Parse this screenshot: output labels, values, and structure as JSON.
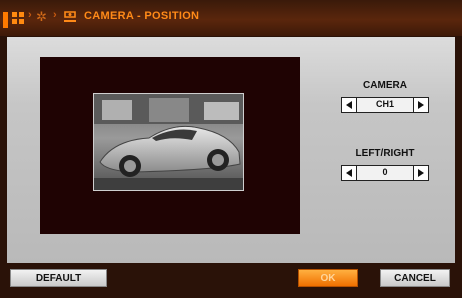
{
  "window": {
    "title": "CAMERA - POSITION",
    "breadcrumb_icons": [
      "menu-grid-icon",
      "gear-icon",
      "camera-icon"
    ]
  },
  "camera": {
    "label": "CAMERA",
    "value": "CH1"
  },
  "left_right": {
    "label": "LEFT/RIGHT",
    "value": "0"
  },
  "buttons": {
    "default": "DEFAULT",
    "ok": "OK",
    "cancel": "CANCEL"
  },
  "colors": {
    "accent": "#ff8a18",
    "titlebar": "#5a260c",
    "panel": "#c6c6c6",
    "preview_bg": "#1f0303"
  }
}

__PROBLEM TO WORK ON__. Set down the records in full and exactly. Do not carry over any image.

__ANSWER SECTION__.
Parse this screenshot: output labels, values, and structure as JSON.
{
  "window": {
    "title": "CAMERA - POSITION",
    "breadcrumb_icons": [
      "menu-grid-icon",
      "gear-icon",
      "camera-icon"
    ]
  },
  "camera": {
    "label": "CAMERA",
    "value": "CH1"
  },
  "left_right": {
    "label": "LEFT/RIGHT",
    "value": "0"
  },
  "buttons": {
    "default": "DEFAULT",
    "ok": "OK",
    "cancel": "CANCEL"
  },
  "colors": {
    "accent": "#ff8a18",
    "titlebar": "#5a260c",
    "panel": "#c6c6c6",
    "preview_bg": "#1f0303"
  }
}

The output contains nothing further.